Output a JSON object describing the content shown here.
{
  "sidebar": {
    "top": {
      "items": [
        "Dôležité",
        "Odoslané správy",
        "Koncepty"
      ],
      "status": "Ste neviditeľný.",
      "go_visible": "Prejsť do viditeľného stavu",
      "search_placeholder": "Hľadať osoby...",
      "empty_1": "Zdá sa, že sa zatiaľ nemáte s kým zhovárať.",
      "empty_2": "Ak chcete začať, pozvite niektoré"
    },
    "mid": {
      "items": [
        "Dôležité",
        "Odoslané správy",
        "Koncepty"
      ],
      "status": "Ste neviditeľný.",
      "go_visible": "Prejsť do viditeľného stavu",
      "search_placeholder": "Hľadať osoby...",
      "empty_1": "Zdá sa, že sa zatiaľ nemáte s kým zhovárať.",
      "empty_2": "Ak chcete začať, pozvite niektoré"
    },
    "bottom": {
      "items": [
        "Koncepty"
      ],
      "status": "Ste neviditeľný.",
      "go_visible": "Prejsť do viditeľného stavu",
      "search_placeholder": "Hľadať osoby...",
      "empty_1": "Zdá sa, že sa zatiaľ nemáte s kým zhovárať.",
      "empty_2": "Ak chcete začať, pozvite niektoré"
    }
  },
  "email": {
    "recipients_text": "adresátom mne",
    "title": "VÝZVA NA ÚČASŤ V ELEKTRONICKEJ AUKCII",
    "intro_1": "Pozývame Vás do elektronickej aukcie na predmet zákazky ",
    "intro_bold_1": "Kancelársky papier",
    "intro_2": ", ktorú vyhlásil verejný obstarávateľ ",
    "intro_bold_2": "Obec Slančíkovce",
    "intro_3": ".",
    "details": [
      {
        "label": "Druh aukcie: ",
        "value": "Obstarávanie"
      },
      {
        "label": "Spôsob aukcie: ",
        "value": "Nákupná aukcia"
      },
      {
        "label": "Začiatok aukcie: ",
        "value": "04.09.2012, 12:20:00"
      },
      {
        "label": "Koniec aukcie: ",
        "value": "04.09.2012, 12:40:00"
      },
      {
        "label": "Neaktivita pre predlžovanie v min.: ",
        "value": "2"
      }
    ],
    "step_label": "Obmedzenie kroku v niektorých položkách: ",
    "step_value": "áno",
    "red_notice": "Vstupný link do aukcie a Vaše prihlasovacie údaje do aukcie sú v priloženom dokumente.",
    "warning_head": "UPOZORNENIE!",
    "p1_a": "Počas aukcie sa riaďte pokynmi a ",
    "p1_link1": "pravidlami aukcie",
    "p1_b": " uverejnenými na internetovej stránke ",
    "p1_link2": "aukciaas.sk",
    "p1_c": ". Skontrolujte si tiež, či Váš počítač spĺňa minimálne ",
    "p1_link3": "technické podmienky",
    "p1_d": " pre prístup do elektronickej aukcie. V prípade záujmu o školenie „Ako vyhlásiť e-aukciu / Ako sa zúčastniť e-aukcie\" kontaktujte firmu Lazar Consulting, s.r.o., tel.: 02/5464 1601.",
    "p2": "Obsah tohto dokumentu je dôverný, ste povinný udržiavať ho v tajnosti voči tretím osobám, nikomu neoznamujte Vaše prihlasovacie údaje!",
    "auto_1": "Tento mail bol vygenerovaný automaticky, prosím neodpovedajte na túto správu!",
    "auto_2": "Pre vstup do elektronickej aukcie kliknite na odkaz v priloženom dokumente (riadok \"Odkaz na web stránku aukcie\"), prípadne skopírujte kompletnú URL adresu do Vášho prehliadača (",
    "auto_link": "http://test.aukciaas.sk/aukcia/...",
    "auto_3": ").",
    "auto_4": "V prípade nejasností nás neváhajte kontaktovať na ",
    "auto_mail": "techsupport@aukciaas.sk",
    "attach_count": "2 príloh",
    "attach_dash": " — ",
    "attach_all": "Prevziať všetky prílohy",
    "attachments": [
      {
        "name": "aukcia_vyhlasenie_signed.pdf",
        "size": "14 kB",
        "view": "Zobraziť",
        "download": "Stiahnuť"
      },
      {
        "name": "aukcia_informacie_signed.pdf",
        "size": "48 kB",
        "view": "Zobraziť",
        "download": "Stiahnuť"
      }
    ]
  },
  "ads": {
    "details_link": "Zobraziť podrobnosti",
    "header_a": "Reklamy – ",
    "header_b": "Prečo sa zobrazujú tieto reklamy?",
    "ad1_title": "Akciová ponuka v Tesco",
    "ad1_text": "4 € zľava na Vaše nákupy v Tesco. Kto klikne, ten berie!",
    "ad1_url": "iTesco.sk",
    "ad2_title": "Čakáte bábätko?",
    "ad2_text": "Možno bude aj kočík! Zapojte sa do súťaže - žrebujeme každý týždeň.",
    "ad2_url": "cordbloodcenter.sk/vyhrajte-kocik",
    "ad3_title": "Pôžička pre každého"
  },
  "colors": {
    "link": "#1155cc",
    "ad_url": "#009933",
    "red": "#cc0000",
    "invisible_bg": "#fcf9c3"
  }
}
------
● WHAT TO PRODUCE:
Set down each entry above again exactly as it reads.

● ANSWER AREA:
Output a JSON object describing the content shown here.
{
  "sidebar": {
    "top": {
      "items": [
        "Dôležité",
        "Odoslané správy",
        "Koncepty"
      ],
      "status": "Ste neviditeľný.",
      "go_visible": "Prejsť do viditeľného stavu",
      "search_placeholder": "Hľadať osoby...",
      "empty_1": "Zdá sa, že sa zatiaľ nemáte s kým zhovárať.",
      "empty_2": "Ak chcete začať, pozvite niektoré"
    },
    "mid": {
      "items": [
        "Dôležité",
        "Odoslané správy",
        "Koncepty"
      ],
      "status": "Ste neviditeľný.",
      "go_visible": "Prejsť do viditeľného stavu",
      "search_placeholder": "Hľadať osoby...",
      "empty_1": "Zdá sa, že sa zatiaľ nemáte s kým zhovárať.",
      "empty_2": "Ak chcete začať, pozvite niektoré"
    },
    "bottom": {
      "items": [
        "Koncepty"
      ],
      "status": "Ste neviditeľný.",
      "go_visible": "Prejsť do viditeľného stavu",
      "search_placeholder": "Hľadať osoby...",
      "empty_1": "Zdá sa, že sa zatiaľ nemáte s kým zhovárať.",
      "empty_2": "Ak chcete začať, pozvite niektoré"
    }
  },
  "email": {
    "recipients_text": "adresátom mne",
    "title": "VÝZVA NA ÚČASŤ V ELEKTRONICKEJ AUKCII",
    "intro_1": "Pozývame Vás do elektronickej aukcie na predmet zákazky ",
    "intro_bold_1": "Kancelársky papier",
    "intro_2": ", ktorú vyhlásil verejný obstarávateľ ",
    "intro_bold_2": "Obec Slančíkovce",
    "intro_3": ".",
    "details": [
      {
        "label": "Druh aukcie: ",
        "value": "Obstarávanie"
      },
      {
        "label": "Spôsob aukcie: ",
        "value": "Nákupná aukcia"
      },
      {
        "label": "Začiatok aukcie: ",
        "value": "04.09.2012, 12:20:00"
      },
      {
        "label": "Koniec aukcie: ",
        "value": "04.09.2012, 12:40:00"
      },
      {
        "label": "Neaktivita pre predlžovanie v min.: ",
        "value": "2"
      }
    ],
    "step_label": "Obmedzenie kroku v niektorých položkách: ",
    "step_value": "áno",
    "red_notice": "Vstupný link do aukcie a Vaše prihlasovacie údaje do aukcie sú v priloženom dokumente.",
    "warning_head": "UPOZORNENIE!",
    "p1_a": "Počas aukcie sa riaďte pokynmi a ",
    "p1_link1": "pravidlami aukcie",
    "p1_b": " uverejnenými na internetovej stránke ",
    "p1_link2": "aukciaas.sk",
    "p1_c": ". Skontrolujte si tiež, či Váš počítač spĺňa minimálne ",
    "p1_link3": "technické podmienky",
    "p1_d": " pre prístup do elektronickej aukcie. V prípade záujmu o školenie „Ako vyhlásiť e-aukciu / Ako sa zúčastniť e-aukcie\" kontaktujte firmu Lazar Consulting, s.r.o., tel.: 02/5464 1601.",
    "p2": "Obsah tohto dokumentu je dôverný, ste povinný udržiavať ho v tajnosti voči tretím osobám, nikomu neoznamujte Vaše prihlasovacie údaje!",
    "auto_1": "Tento mail bol vygenerovaný automaticky, prosím neodpovedajte na túto správu!",
    "auto_2": "Pre vstup do elektronickej aukcie kliknite na odkaz v priloženom dokumente (riadok \"Odkaz na web stránku aukcie\"), prípadne skopírujte kompletnú URL adresu do Vášho prehliadača (",
    "auto_link": "http://test.aukciaas.sk/aukcia/...",
    "auto_3": ").",
    "auto_4": "V prípade nejasností nás neváhajte kontaktovať na ",
    "auto_mail": "techsupport@aukciaas.sk",
    "attach_count": "2 príloh",
    "attach_dash": " — ",
    "attach_all": "Prevziať všetky prílohy",
    "attachments": [
      {
        "name": "aukcia_vyhlasenie_signed.pdf",
        "size": "14 kB",
        "view": "Zobraziť",
        "download": "Stiahnuť"
      },
      {
        "name": "aukcia_informacie_signed.pdf",
        "size": "48 kB",
        "view": "Zobraziť",
        "download": "Stiahnuť"
      }
    ]
  },
  "ads": {
    "details_link": "Zobraziť podrobnosti",
    "header_a": "Reklamy – ",
    "header_b": "Prečo sa zobrazujú tieto reklamy?",
    "ad1_title": "Akciová ponuka v Tesco",
    "ad1_text": "4 € zľava na Vaše nákupy v Tesco. Kto klikne, ten berie!",
    "ad1_url": "iTesco.sk",
    "ad2_title": "Čakáte bábätko?",
    "ad2_text": "Možno bude aj kočík! Zapojte sa do súťaže - žrebujeme každý týždeň.",
    "ad2_url": "cordbloodcenter.sk/vyhrajte-kocik",
    "ad3_title": "Pôžička pre každého"
  },
  "colors": {
    "link": "#1155cc",
    "ad_url": "#009933",
    "red": "#cc0000",
    "invisible_bg": "#fcf9c3"
  }
}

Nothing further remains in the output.